Restate the listing exactly and in full.
Start of Material for this task
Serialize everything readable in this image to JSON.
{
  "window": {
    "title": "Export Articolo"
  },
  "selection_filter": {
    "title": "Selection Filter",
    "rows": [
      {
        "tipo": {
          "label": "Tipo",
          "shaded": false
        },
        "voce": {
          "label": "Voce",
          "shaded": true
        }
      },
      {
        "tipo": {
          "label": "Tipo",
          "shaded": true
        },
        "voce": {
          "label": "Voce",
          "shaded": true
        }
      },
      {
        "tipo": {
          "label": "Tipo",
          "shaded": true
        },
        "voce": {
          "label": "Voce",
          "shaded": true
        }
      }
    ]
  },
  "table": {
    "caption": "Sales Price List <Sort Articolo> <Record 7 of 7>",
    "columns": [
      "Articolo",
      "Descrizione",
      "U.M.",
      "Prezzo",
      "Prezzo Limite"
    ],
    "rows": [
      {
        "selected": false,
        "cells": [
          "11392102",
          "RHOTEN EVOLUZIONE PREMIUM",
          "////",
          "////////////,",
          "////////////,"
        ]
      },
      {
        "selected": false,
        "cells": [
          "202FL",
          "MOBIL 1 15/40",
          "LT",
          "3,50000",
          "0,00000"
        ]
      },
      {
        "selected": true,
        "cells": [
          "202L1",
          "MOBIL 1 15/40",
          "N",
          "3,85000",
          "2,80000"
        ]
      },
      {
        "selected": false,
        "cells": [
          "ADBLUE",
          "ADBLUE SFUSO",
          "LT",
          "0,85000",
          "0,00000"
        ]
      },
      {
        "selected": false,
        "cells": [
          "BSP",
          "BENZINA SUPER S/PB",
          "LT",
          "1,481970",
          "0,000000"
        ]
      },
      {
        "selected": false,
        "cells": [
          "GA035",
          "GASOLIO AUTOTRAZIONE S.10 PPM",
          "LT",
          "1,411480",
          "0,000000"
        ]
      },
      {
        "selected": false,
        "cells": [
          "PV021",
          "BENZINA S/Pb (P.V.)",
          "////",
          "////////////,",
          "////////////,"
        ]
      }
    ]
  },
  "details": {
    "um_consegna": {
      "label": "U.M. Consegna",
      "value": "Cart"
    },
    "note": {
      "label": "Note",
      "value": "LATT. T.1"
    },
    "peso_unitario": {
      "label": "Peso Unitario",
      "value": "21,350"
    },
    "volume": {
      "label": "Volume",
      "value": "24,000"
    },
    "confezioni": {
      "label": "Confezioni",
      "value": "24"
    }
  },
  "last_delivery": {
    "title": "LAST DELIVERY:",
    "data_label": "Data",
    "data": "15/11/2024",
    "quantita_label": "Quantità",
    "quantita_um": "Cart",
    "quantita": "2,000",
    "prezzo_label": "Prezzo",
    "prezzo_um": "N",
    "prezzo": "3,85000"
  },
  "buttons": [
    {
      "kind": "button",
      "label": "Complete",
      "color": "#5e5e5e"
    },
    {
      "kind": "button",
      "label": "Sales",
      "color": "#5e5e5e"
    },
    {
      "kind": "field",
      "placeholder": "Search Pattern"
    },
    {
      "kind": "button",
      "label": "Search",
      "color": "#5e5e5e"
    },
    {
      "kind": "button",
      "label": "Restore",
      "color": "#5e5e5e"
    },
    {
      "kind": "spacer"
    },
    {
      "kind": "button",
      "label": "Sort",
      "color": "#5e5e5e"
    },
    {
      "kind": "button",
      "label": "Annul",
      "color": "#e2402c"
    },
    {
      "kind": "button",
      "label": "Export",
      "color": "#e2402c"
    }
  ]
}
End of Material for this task
**Exercise result**
Serialize everything readable in this image to JSON.
{
  "window": {
    "title": "Export Articolo"
  },
  "selection_filter": {
    "title": "Selection Filter",
    "rows": [
      {
        "tipo": {
          "label": "Tipo",
          "shaded": false
        },
        "voce": {
          "label": "Voce",
          "shaded": true
        }
      },
      {
        "tipo": {
          "label": "Tipo",
          "shaded": true
        },
        "voce": {
          "label": "Voce",
          "shaded": true
        }
      },
      {
        "tipo": {
          "label": "Tipo",
          "shaded": true
        },
        "voce": {
          "label": "Voce",
          "shaded": true
        }
      }
    ]
  },
  "table": {
    "caption": "Sales Price List <Sort Articolo> <Record 7 of 7>",
    "columns": [
      "Articolo",
      "Descrizione",
      "U.M.",
      "Prezzo",
      "Prezzo Limite"
    ],
    "rows": [
      {
        "selected": false,
        "cells": [
          "11392102",
          "RHOTEN EVOLUZIONE PREMIUM",
          "////",
          "////////////,",
          "////////////,"
        ]
      },
      {
        "selected": false,
        "cells": [
          "202FL",
          "MOBIL 1 15/40",
          "LT",
          "3,50000",
          "0,00000"
        ]
      },
      {
        "selected": true,
        "cells": [
          "202L1",
          "MOBIL 1 15/40",
          "N",
          "3,85000",
          "2,80000"
        ]
      },
      {
        "selected": false,
        "cells": [
          "ADBLUE",
          "ADBLUE SFUSO",
          "LT",
          "0,85000",
          "0,00000"
        ]
      },
      {
        "selected": false,
        "cells": [
          "BSP",
          "BENZINA SUPER S/PB",
          "LT",
          "1,481970",
          "0,000000"
        ]
      },
      {
        "selected": false,
        "cells": [
          "GA035",
          "GASOLIO AUTOTRAZIONE S.10 PPM",
          "LT",
          "1,411480",
          "0,000000"
        ]
      },
      {
        "selected": false,
        "cells": [
          "PV021",
          "BENZINA S/Pb (P.V.)",
          "////",
          "////////////,",
          "////////////,"
        ]
      }
    ]
  },
  "details": {
    "um_consegna": {
      "label": "U.M. Consegna",
      "value": "Cart"
    },
    "note": {
      "label": "Note",
      "value": "LATT. T.1"
    },
    "peso_unitario": {
      "label": "Peso Unitario",
      "value": "21,350"
    },
    "volume": {
      "label": "Volume",
      "value": "24,000"
    },
    "confezioni": {
      "label": "Confezioni",
      "value": "24"
    }
  },
  "last_delivery": {
    "title": "LAST DELIVERY:",
    "data_label": "Data",
    "data": "15/11/2024",
    "quantita_label": "Quantità",
    "quantita_um": "Cart",
    "quantita": "2,000",
    "prezzo_label": "Prezzo",
    "prezzo_um": "N",
    "prezzo": "3,85000"
  },
  "buttons": [
    {
      "kind": "button",
      "label": "Complete",
      "color": "#5e5e5e"
    },
    {
      "kind": "button",
      "label": "Sales",
      "color": "#5e5e5e"
    },
    {
      "kind": "field",
      "placeholder": "Search Pattern"
    },
    {
      "kind": "button",
      "label": "Search",
      "color": "#5e5e5e"
    },
    {
      "kind": "button",
      "label": "Restore",
      "color": "#5e5e5e"
    },
    {
      "kind": "spacer"
    },
    {
      "kind": "button",
      "label": "Sort",
      "color": "#5e5e5e"
    },
    {
      "kind": "button",
      "label": "Annul",
      "color": "#e2402c"
    },
    {
      "kind": "button",
      "label": "Export",
      "color": "#e2402c"
    }
  ]
}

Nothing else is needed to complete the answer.